As I was practicing one of the exercises last week, I was struck anew by the extent to which my inner wisdom extends compassion and mercy to other people who are struggling with emotional pain, but when I'm in similar pain myself, my ego-identity voice takes charge and administers verbal self-beatings rather than compassion. As a result of that voice's lifelong dictatorship, I suffer almost constantly. The "reign of terror" is in large measure responsible for the chronic depression and anxiety I have struggled with most of my adult life as well as for the physical manifestations of stress now coming to the fore.
Coincidentally this week, I came across Rumi's poem, "Gamble Everything for Love," which urges that we stop being half-hearted in our practice and commit ourselves so that we may awaken from self-imposed suffering and remember that we are awareness, we are Life living itself through unique human forms.
Gamble everything for love.
If you are a true human being.
If not, leave this gathering.
Half-heartedness doesn't reach into majesty.
You set out to find God, but then you keep
stopping for long periods at mean-spirited roadhouses.
Don't wait any longer. Dive in the ocean, leave and let the
sea be you. Silent, absent, walking an empty road, all praise.
What are you noticing about the quality of your practice? Are you more often in the ocean or the mean-spirited roadhouse?
for Mindful Monday
© Feb 23, 2015, post: Donna Pierce

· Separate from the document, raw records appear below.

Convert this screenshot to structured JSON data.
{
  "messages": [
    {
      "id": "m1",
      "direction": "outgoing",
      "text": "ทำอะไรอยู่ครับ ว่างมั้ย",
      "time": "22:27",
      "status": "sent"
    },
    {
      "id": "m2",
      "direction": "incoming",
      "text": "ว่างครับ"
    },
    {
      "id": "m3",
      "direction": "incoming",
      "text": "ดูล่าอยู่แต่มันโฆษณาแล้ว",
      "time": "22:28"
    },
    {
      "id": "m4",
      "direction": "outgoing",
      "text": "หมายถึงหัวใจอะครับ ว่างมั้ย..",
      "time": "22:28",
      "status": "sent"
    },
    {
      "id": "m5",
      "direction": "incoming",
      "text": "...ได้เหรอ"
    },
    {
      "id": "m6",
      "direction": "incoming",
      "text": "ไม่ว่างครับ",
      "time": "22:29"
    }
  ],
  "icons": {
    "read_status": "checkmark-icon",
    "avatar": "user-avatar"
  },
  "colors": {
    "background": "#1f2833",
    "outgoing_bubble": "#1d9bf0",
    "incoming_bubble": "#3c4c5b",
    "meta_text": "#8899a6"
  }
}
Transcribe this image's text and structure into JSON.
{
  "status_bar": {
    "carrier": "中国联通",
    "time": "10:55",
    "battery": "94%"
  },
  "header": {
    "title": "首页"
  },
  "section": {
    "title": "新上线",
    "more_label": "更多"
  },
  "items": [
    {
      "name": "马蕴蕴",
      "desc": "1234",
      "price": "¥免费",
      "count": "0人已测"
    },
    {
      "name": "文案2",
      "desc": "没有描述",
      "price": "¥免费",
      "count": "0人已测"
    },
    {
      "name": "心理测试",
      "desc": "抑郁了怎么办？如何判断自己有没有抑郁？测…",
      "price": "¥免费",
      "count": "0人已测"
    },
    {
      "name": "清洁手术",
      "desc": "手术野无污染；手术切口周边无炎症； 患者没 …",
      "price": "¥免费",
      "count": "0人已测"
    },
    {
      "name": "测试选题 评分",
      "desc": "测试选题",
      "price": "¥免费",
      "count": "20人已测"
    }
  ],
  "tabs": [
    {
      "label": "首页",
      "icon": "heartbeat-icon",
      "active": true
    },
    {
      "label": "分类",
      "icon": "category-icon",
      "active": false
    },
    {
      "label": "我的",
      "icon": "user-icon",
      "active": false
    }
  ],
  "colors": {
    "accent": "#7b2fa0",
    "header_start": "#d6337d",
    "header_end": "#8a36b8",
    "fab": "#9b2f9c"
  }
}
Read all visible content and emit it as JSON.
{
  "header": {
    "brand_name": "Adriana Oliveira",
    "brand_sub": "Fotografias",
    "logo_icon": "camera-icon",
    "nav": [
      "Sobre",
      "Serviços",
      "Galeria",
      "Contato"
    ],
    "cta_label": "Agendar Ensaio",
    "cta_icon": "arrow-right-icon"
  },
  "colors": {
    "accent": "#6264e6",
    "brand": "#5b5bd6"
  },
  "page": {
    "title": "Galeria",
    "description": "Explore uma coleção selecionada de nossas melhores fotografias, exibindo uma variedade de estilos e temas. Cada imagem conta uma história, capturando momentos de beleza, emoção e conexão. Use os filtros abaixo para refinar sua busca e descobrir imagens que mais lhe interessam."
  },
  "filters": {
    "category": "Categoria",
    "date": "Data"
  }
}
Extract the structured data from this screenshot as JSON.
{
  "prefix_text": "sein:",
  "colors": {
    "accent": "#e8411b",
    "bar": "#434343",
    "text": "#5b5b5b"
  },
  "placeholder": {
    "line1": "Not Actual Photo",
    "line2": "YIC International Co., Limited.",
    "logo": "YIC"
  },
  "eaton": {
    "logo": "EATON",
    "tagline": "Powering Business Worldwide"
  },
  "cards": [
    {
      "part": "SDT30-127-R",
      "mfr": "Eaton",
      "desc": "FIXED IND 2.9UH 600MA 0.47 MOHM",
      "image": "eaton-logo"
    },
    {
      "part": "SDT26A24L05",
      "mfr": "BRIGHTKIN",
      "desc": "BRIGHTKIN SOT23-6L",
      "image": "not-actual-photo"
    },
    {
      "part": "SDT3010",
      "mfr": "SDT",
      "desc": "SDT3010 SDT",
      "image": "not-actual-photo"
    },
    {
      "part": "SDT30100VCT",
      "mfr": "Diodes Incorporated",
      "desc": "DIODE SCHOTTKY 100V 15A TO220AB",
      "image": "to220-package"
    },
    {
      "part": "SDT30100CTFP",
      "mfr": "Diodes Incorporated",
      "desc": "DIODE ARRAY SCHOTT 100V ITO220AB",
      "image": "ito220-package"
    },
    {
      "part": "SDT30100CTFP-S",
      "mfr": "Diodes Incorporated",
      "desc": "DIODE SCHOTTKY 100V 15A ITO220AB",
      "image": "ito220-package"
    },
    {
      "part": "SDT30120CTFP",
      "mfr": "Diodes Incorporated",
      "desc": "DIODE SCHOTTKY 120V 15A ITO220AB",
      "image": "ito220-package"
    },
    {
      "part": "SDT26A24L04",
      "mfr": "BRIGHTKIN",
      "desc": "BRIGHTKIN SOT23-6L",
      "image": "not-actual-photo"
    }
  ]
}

Source: from The Essential Rumi, translated by Coleman Barks, 1995.
Photo credit: DVD cover for Roadhouse, 2006.